I was just reading through my Twitter feed of last night’s game (since I was asleep for most of it) and ran across this tweet:
It’s interesting that is how we’re referring to Mike Leake already. He signed what I would consider a middle-of-the road contract with the Cardinals this offseason: 5 years and $80 million. Not too hefty, but not a cheap contract. A good amount of controlled years, but not too long to be tied up in one player. That said, it was the largest contract the Cardinals have ever offered to a free-agent pitcher from outside the organization. That just goes to show how good the farm system has been for the Cards and the way that the market is trending for players as well.
But the thing about any new player is that they have to earn the trust of the fan base to an extent. Rookies usually get a little bit of leeway. They are in their first year in the majors or they have very little experience there, so they are given some time to adjust. Free agents or players that the Cardinals trade for are expected to contribute almost immediately and when they don’t, fans start becoming leery of them. They start wondering if the signing was a good one or not. I mean, this is a results-oriented business.
Leake is now 7 starts into his time as a Cardinal, and this is the first win he’s gotten. In his first 6 starts, he gave up at least 3 earned runs, while if you add in the unearned ones, the opposing teams scored either 4 or 5 runs each time he stepped on the rubber. None of those times, did the offense pick him up enough to get him the W. Last night, he could have given up 4 or 5 runs and been fine, but on any given night that might not be good enough.

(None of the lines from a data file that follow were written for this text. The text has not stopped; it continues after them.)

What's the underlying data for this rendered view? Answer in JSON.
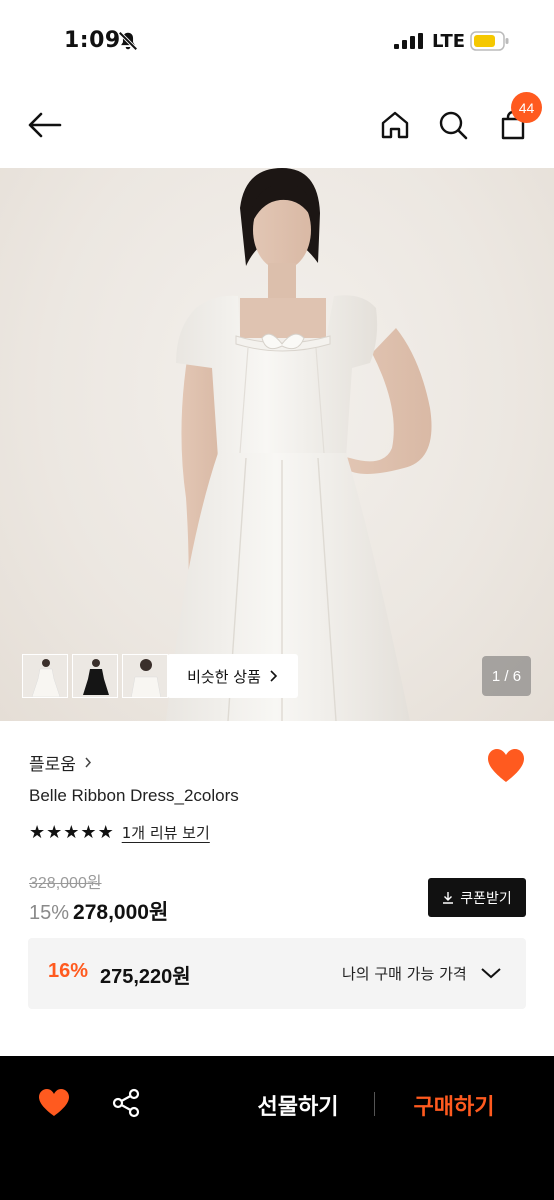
{
  "status_bar": {
    "time": "1:09",
    "network": "LTE"
  },
  "nav": {
    "cart_count": "44"
  },
  "gallery": {
    "similar_label": "비슷한 상품",
    "page_indicator": "1 / 6",
    "current_page": 1,
    "total_pages": 6
  },
  "product": {
    "brand": "플로움",
    "name": "Belle Ribbon Dress_2colors",
    "rating_stars": 5,
    "review_link": "1개 리뷰 보기",
    "original_price": "328,000원",
    "discount": "15%",
    "price": "278,000원",
    "coupon_label": "쿠폰받기"
  },
  "my_price": {
    "discount": "16%",
    "price": "275,220원",
    "label": "나의 구매 가능 가격"
  },
  "bottom_bar": {
    "gift_label": "선물하기",
    "buy_label": "구매하기"
  },
  "colors": {
    "accent": "#ff5a1f",
    "dark": "#111111"
  }
}
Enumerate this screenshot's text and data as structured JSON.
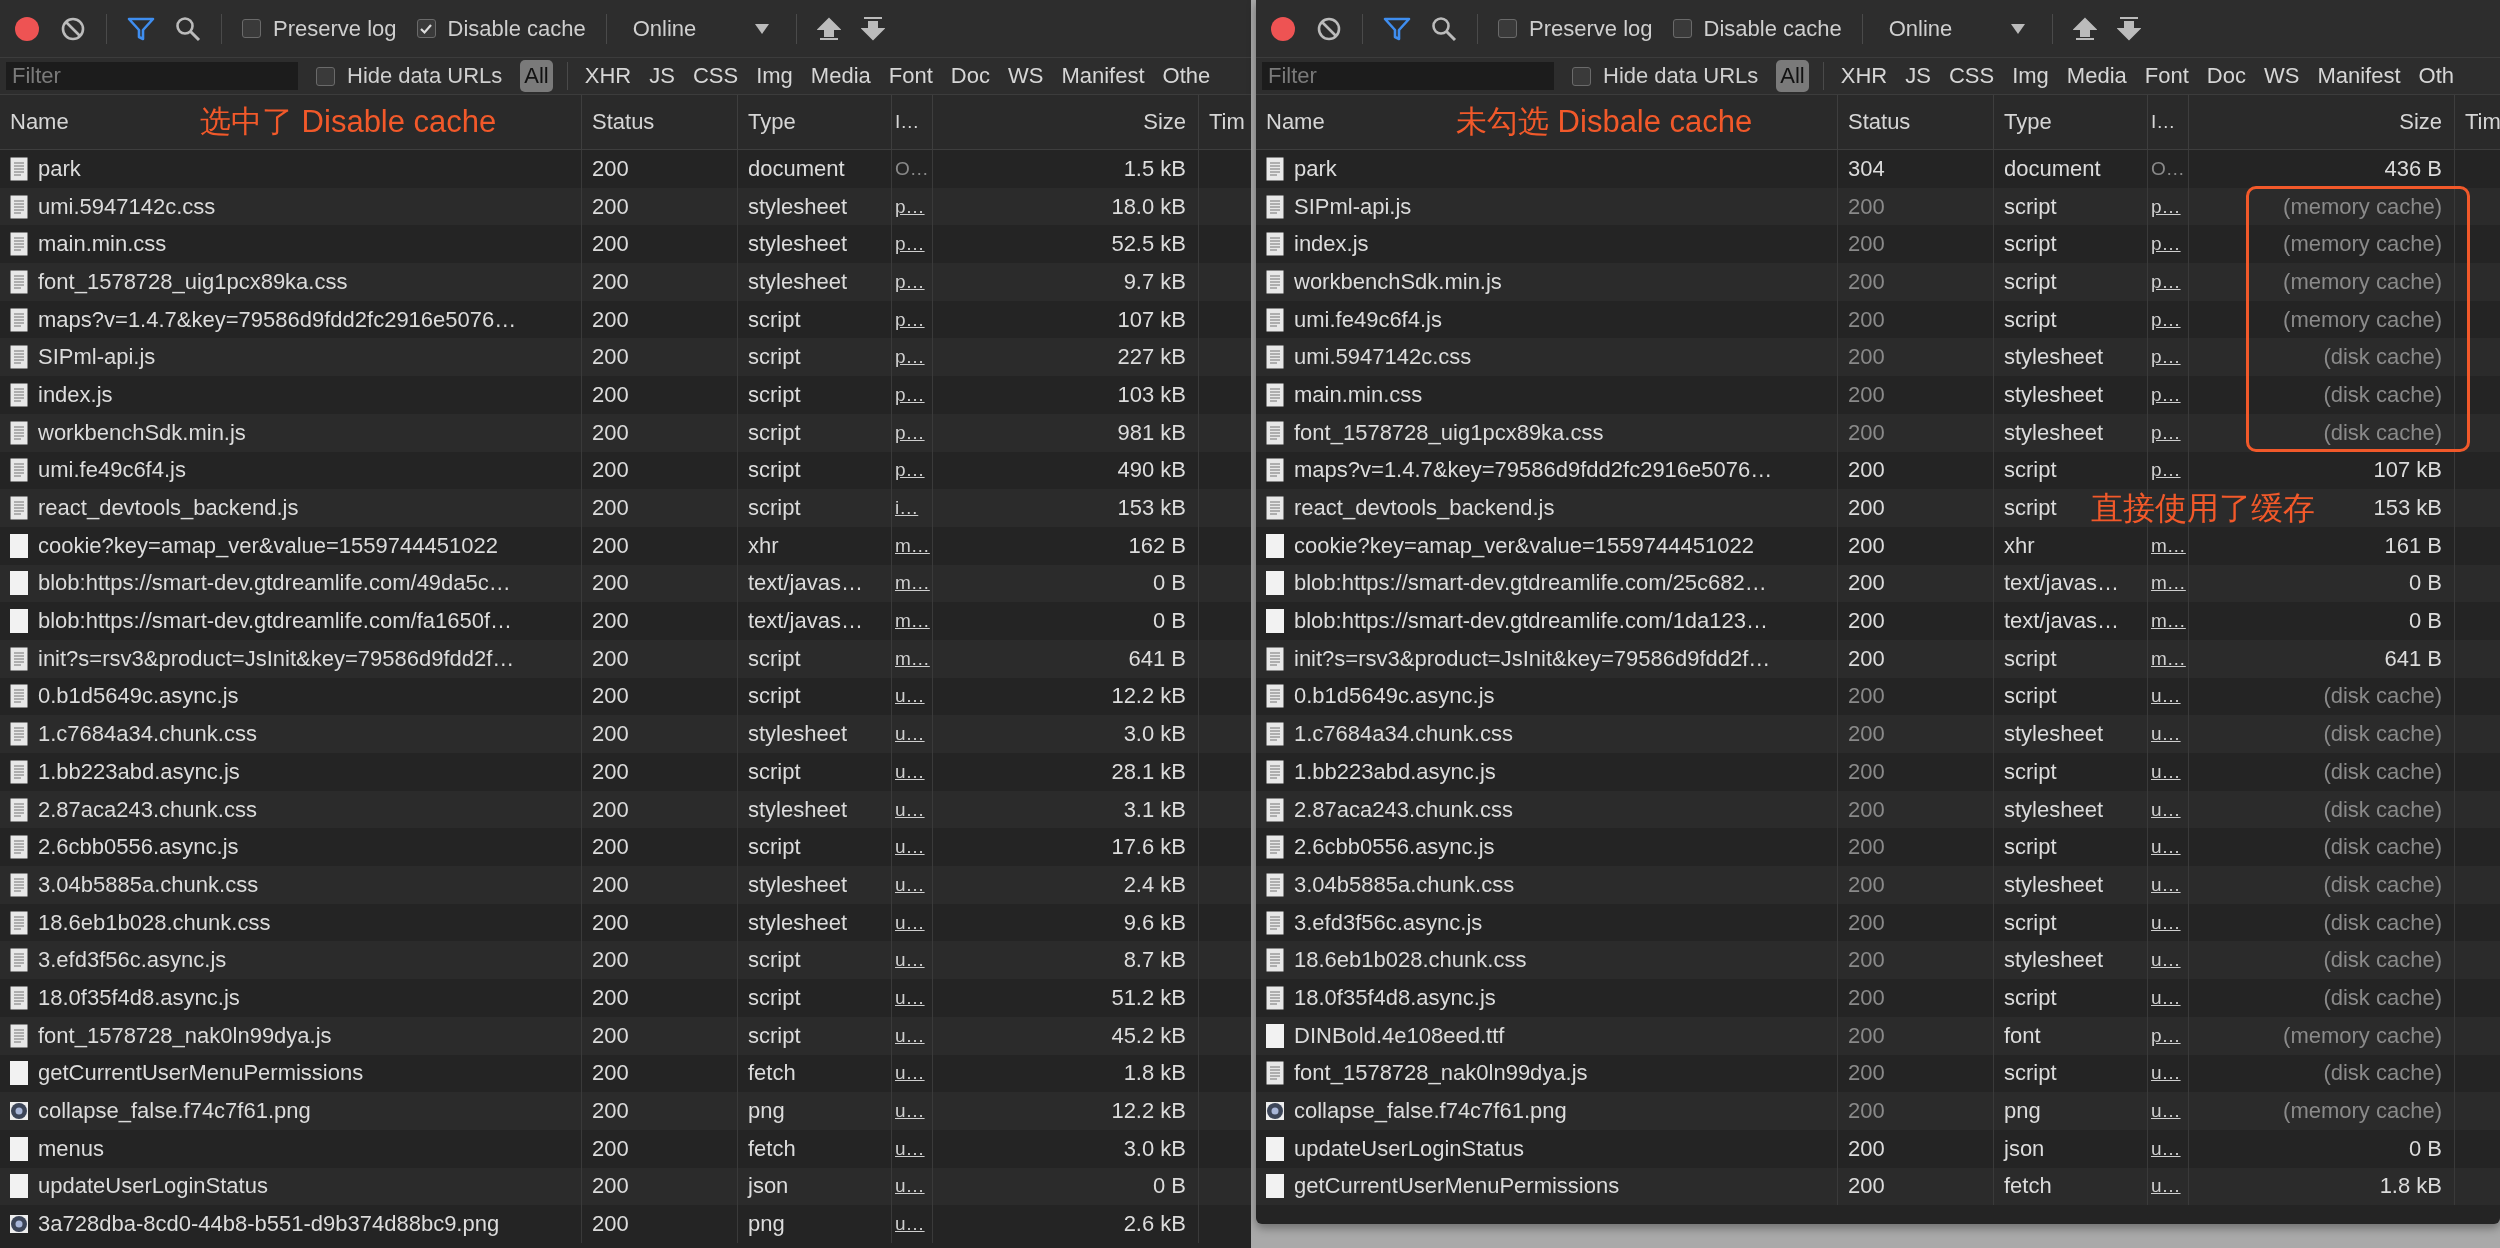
{
  "panels": [
    {
      "toolbar": {
        "preserve_log": {
          "label": "Preserve log",
          "checked": false
        },
        "disable_cache": {
          "label": "Disable cache",
          "checked": true
        },
        "throttle": "Online"
      },
      "filter": {
        "placeholder": "Filter",
        "hide_data_urls": {
          "label": "Hide data URLs",
          "checked": false
        },
        "types": [
          {
            "label": "All",
            "selected": true
          },
          {
            "label": "XHR",
            "selected": false
          },
          {
            "label": "JS",
            "selected": false
          },
          {
            "label": "CSS",
            "selected": false
          },
          {
            "label": "Img",
            "selected": false
          },
          {
            "label": "Media",
            "selected": false
          },
          {
            "label": "Font",
            "selected": false
          },
          {
            "label": "Doc",
            "selected": false
          },
          {
            "label": "WS",
            "selected": false
          },
          {
            "label": "Manifest",
            "selected": false
          },
          {
            "label": "Othe",
            "selected": false
          }
        ]
      },
      "columns": [
        "Name",
        "Status",
        "Type",
        "I…",
        "Size",
        "Tim"
      ],
      "note": "选中了 Disable cache",
      "rows": [
        {
          "name": "park",
          "status": "200",
          "type": "document",
          "initiator": "O…",
          "link": false,
          "size": "1.5 kB",
          "kind": "doc",
          "cached": false
        },
        {
          "name": "umi.5947142c.css",
          "status": "200",
          "type": "stylesheet",
          "initiator": "p…",
          "link": true,
          "size": "18.0 kB",
          "kind": "doc",
          "cached": false
        },
        {
          "name": "main.min.css",
          "status": "200",
          "type": "stylesheet",
          "initiator": "p…",
          "link": true,
          "size": "52.5 kB",
          "kind": "doc",
          "cached": false
        },
        {
          "name": "font_1578728_uig1pcx89ka.css",
          "status": "200",
          "type": "stylesheet",
          "initiator": "p…",
          "link": true,
          "size": "9.7 kB",
          "kind": "doc",
          "cached": false
        },
        {
          "name": "maps?v=1.4.7&key=79586d9fdd2fc2916e5076…",
          "status": "200",
          "type": "script",
          "initiator": "p…",
          "link": true,
          "size": "107 kB",
          "kind": "doc",
          "cached": false
        },
        {
          "name": "SIPml-api.js",
          "status": "200",
          "type": "script",
          "initiator": "p…",
          "link": true,
          "size": "227 kB",
          "kind": "doc",
          "cached": false
        },
        {
          "name": "index.js",
          "status": "200",
          "type": "script",
          "initiator": "p…",
          "link": true,
          "size": "103 kB",
          "kind": "doc",
          "cached": false
        },
        {
          "name": "workbenchSdk.min.js",
          "status": "200",
          "type": "script",
          "initiator": "p…",
          "link": true,
          "size": "981 kB",
          "kind": "doc",
          "cached": false
        },
        {
          "name": "umi.fe49c6f4.js",
          "status": "200",
          "type": "script",
          "initiator": "p…",
          "link": true,
          "size": "490 kB",
          "kind": "doc",
          "cached": false
        },
        {
          "name": "react_devtools_backend.js",
          "status": "200",
          "type": "script",
          "initiator": "i…",
          "link": true,
          "size": "153 kB",
          "kind": "doc",
          "cached": false
        },
        {
          "name": "cookie?key=amap_ver&value=1559744451022",
          "status": "200",
          "type": "xhr",
          "initiator": "m…",
          "link": true,
          "size": "162 B",
          "kind": "plain",
          "cached": false
        },
        {
          "name": "blob:https://smart-dev.gtdreamlife.com/49da5c…",
          "status": "200",
          "type": "text/javas…",
          "initiator": "m…",
          "link": true,
          "size": "0 B",
          "kind": "plain",
          "cached": false
        },
        {
          "name": "blob:https://smart-dev.gtdreamlife.com/fa1650f…",
          "status": "200",
          "type": "text/javas…",
          "initiator": "m…",
          "link": true,
          "size": "0 B",
          "kind": "plain",
          "cached": false
        },
        {
          "name": "init?s=rsv3&product=JsInit&key=79586d9fdd2f…",
          "status": "200",
          "type": "script",
          "initiator": "m…",
          "link": true,
          "size": "641 B",
          "kind": "doc",
          "cached": false
        },
        {
          "name": "0.b1d5649c.async.js",
          "status": "200",
          "type": "script",
          "initiator": "u…",
          "link": true,
          "size": "12.2 kB",
          "kind": "doc",
          "cached": false
        },
        {
          "name": "1.c7684a34.chunk.css",
          "status": "200",
          "type": "stylesheet",
          "initiator": "u…",
          "link": true,
          "size": "3.0 kB",
          "kind": "doc",
          "cached": false
        },
        {
          "name": "1.bb223abd.async.js",
          "status": "200",
          "type": "script",
          "initiator": "u…",
          "link": true,
          "size": "28.1 kB",
          "kind": "doc",
          "cached": false
        },
        {
          "name": "2.87aca243.chunk.css",
          "status": "200",
          "type": "stylesheet",
          "initiator": "u…",
          "link": true,
          "size": "3.1 kB",
          "kind": "doc",
          "cached": false
        },
        {
          "name": "2.6cbb0556.async.js",
          "status": "200",
          "type": "script",
          "initiator": "u…",
          "link": true,
          "size": "17.6 kB",
          "kind": "doc",
          "cached": false
        },
        {
          "name": "3.04b5885a.chunk.css",
          "status": "200",
          "type": "stylesheet",
          "initiator": "u…",
          "link": true,
          "size": "2.4 kB",
          "kind": "doc",
          "cached": false
        },
        {
          "name": "18.6eb1b028.chunk.css",
          "status": "200",
          "type": "stylesheet",
          "initiator": "u…",
          "link": true,
          "size": "9.6 kB",
          "kind": "doc",
          "cached": false
        },
        {
          "name": "3.efd3f56c.async.js",
          "status": "200",
          "type": "script",
          "initiator": "u…",
          "link": true,
          "size": "8.7 kB",
          "kind": "doc",
          "cached": false
        },
        {
          "name": "18.0f35f4d8.async.js",
          "status": "200",
          "type": "script",
          "initiator": "u…",
          "link": true,
          "size": "51.2 kB",
          "kind": "doc",
          "cached": false
        },
        {
          "name": "font_1578728_nak0ln99dya.js",
          "status": "200",
          "type": "script",
          "initiator": "u…",
          "link": true,
          "size": "45.2 kB",
          "kind": "doc",
          "cached": false
        },
        {
          "name": "getCurrentUserMenuPermissions",
          "status": "200",
          "type": "fetch",
          "initiator": "u…",
          "link": true,
          "size": "1.8 kB",
          "kind": "plain",
          "cached": false
        },
        {
          "name": "collapse_false.f74c7f61.png",
          "status": "200",
          "type": "png",
          "initiator": "u…",
          "link": true,
          "size": "12.2 kB",
          "kind": "image",
          "cached": false
        },
        {
          "name": "menus",
          "status": "200",
          "type": "fetch",
          "initiator": "u…",
          "link": true,
          "size": "3.0 kB",
          "kind": "plain",
          "cached": false
        },
        {
          "name": "updateUserLoginStatus",
          "status": "200",
          "type": "json",
          "initiator": "u…",
          "link": true,
          "size": "0 B",
          "kind": "plain",
          "cached": false
        },
        {
          "name": "3a728dba-8cd0-44b8-b551-d9b374d88bc9.png",
          "status": "200",
          "type": "png",
          "initiator": "u…",
          "link": true,
          "size": "2.6 kB",
          "kind": "image",
          "cached": false
        }
      ]
    },
    {
      "toolbar": {
        "preserve_log": {
          "label": "Preserve log",
          "checked": false
        },
        "disable_cache": {
          "label": "Disable cache",
          "checked": false
        },
        "throttle": "Online"
      },
      "filter": {
        "placeholder": "Filter",
        "hide_data_urls": {
          "label": "Hide data URLs",
          "checked": false
        },
        "types": [
          {
            "label": "All",
            "selected": true
          },
          {
            "label": "XHR",
            "selected": false
          },
          {
            "label": "JS",
            "selected": false
          },
          {
            "label": "CSS",
            "selected": false
          },
          {
            "label": "Img",
            "selected": false
          },
          {
            "label": "Media",
            "selected": false
          },
          {
            "label": "Font",
            "selected": false
          },
          {
            "label": "Doc",
            "selected": false
          },
          {
            "label": "WS",
            "selected": false
          },
          {
            "label": "Manifest",
            "selected": false
          },
          {
            "label": "Oth",
            "selected": false
          }
        ]
      },
      "columns": [
        "Name",
        "Status",
        "Type",
        "I…",
        "Size",
        "Tim"
      ],
      "note": "未勾选 Disbale cache",
      "callout": "直接使用了缓存",
      "rows": [
        {
          "name": "park",
          "status": "304",
          "type": "document",
          "initiator": "O…",
          "link": false,
          "size": "436 B",
          "kind": "doc",
          "cached": false,
          "boxed": false
        },
        {
          "name": "SIPml-api.js",
          "status": "200",
          "type": "script",
          "initiator": "p…",
          "link": true,
          "size": "(memory cache)",
          "kind": "doc",
          "cached": true,
          "boxed": true
        },
        {
          "name": "index.js",
          "status": "200",
          "type": "script",
          "initiator": "p…",
          "link": true,
          "size": "(memory cache)",
          "kind": "doc",
          "cached": true,
          "boxed": true
        },
        {
          "name": "workbenchSdk.min.js",
          "status": "200",
          "type": "script",
          "initiator": "p…",
          "link": true,
          "size": "(memory cache)",
          "kind": "doc",
          "cached": true,
          "boxed": true
        },
        {
          "name": "umi.fe49c6f4.js",
          "status": "200",
          "type": "script",
          "initiator": "p…",
          "link": true,
          "size": "(memory cache)",
          "kind": "doc",
          "cached": true,
          "boxed": true
        },
        {
          "name": "umi.5947142c.css",
          "status": "200",
          "type": "stylesheet",
          "initiator": "p…",
          "link": true,
          "size": "(disk cache)",
          "kind": "doc",
          "cached": true,
          "boxed": true
        },
        {
          "name": "main.min.css",
          "status": "200",
          "type": "stylesheet",
          "initiator": "p…",
          "link": true,
          "size": "(disk cache)",
          "kind": "doc",
          "cached": true,
          "boxed": true
        },
        {
          "name": "font_1578728_uig1pcx89ka.css",
          "status": "200",
          "type": "stylesheet",
          "initiator": "p…",
          "link": true,
          "size": "(disk cache)",
          "kind": "doc",
          "cached": true,
          "boxed": true
        },
        {
          "name": "maps?v=1.4.7&key=79586d9fdd2fc2916e5076…",
          "status": "200",
          "type": "script",
          "initiator": "p…",
          "link": true,
          "size": "107 kB",
          "kind": "doc",
          "cached": false,
          "boxed": false
        },
        {
          "name": "react_devtools_backend.js",
          "status": "200",
          "type": "script",
          "size": "153 kB",
          "kind": "doc",
          "cached": false,
          "boxed": false
        },
        {
          "name": "cookie?key=amap_ver&value=1559744451022",
          "status": "200",
          "type": "xhr",
          "initiator": "m…",
          "link": true,
          "size": "161 B",
          "kind": "plain",
          "cached": false,
          "boxed": false
        },
        {
          "name": "blob:https://smart-dev.gtdreamlife.com/25c682…",
          "status": "200",
          "type": "text/javas…",
          "initiator": "m…",
          "link": true,
          "size": "0 B",
          "kind": "plain",
          "cached": false,
          "boxed": false
        },
        {
          "name": "blob:https://smart-dev.gtdreamlife.com/1da123…",
          "status": "200",
          "type": "text/javas…",
          "initiator": "m…",
          "link": true,
          "size": "0 B",
          "kind": "plain",
          "cached": false,
          "boxed": false
        },
        {
          "name": "init?s=rsv3&product=JsInit&key=79586d9fdd2f…",
          "status": "200",
          "type": "script",
          "initiator": "m…",
          "link": true,
          "size": "641 B",
          "kind": "doc",
          "cached": false,
          "boxed": false
        },
        {
          "name": "0.b1d5649c.async.js",
          "status": "200",
          "type": "script",
          "initiator": "u…",
          "link": true,
          "size": "(disk cache)",
          "kind": "doc",
          "cached": true,
          "boxed": false
        },
        {
          "name": "1.c7684a34.chunk.css",
          "status": "200",
          "type": "stylesheet",
          "initiator": "u…",
          "link": true,
          "size": "(disk cache)",
          "kind": "doc",
          "cached": true,
          "boxed": false
        },
        {
          "name": "1.bb223abd.async.js",
          "status": "200",
          "type": "script",
          "initiator": "u…",
          "link": true,
          "size": "(disk cache)",
          "kind": "doc",
          "cached": true,
          "boxed": false
        },
        {
          "name": "2.87aca243.chunk.css",
          "status": "200",
          "type": "stylesheet",
          "initiator": "u…",
          "link": true,
          "size": "(disk cache)",
          "kind": "doc",
          "cached": true,
          "boxed": false
        },
        {
          "name": "2.6cbb0556.async.js",
          "status": "200",
          "type": "script",
          "initiator": "u…",
          "link": true,
          "size": "(disk cache)",
          "kind": "doc",
          "cached": true,
          "boxed": false
        },
        {
          "name": "3.04b5885a.chunk.css",
          "status": "200",
          "type": "stylesheet",
          "initiator": "u…",
          "link": true,
          "size": "(disk cache)",
          "kind": "doc",
          "cached": true,
          "boxed": false
        },
        {
          "name": "3.efd3f56c.async.js",
          "status": "200",
          "type": "script",
          "initiator": "u…",
          "link": true,
          "size": "(disk cache)",
          "kind": "doc",
          "cached": true,
          "boxed": false
        },
        {
          "name": "18.6eb1b028.chunk.css",
          "status": "200",
          "type": "stylesheet",
          "initiator": "u…",
          "link": true,
          "size": "(disk cache)",
          "kind": "doc",
          "cached": true,
          "boxed": false
        },
        {
          "name": "18.0f35f4d8.async.js",
          "status": "200",
          "type": "script",
          "initiator": "u…",
          "link": true,
          "size": "(disk cache)",
          "kind": "doc",
          "cached": true,
          "boxed": false
        },
        {
          "name": "DINBold.4e108eed.ttf",
          "status": "200",
          "type": "font",
          "initiator": "p…",
          "link": true,
          "size": "(memory cache)",
          "kind": "plain",
          "cached": true,
          "boxed": false
        },
        {
          "name": "font_1578728_nak0ln99dya.js",
          "status": "200",
          "type": "script",
          "initiator": "u…",
          "link": true,
          "size": "(disk cache)",
          "kind": "doc",
          "cached": true,
          "boxed": false
        },
        {
          "name": "collapse_false.f74c7f61.png",
          "status": "200",
          "type": "png",
          "initiator": "u…",
          "link": true,
          "size": "(memory cache)",
          "kind": "image",
          "cached": true,
          "boxed": false
        },
        {
          "name": "updateUserLoginStatus",
          "status": "200",
          "type": "json",
          "initiator": "u…",
          "link": true,
          "size": "0 B",
          "kind": "plain",
          "cached": false,
          "boxed": false
        },
        {
          "name": "getCurrentUserMenuPermissions",
          "status": "200",
          "type": "fetch",
          "initiator": "u…",
          "link": true,
          "size": "1.8 kB",
          "kind": "plain",
          "cached": false,
          "boxed": false
        }
      ]
    }
  ]
}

After last night’s game, Leake said that his approach is to “Make good pitches. Get bad contact.” That and a defense that will make the plays behind him is all he should need to do well. I hope that maybe he figured out how to best get that to happen and we will see this Mike Leake going forward.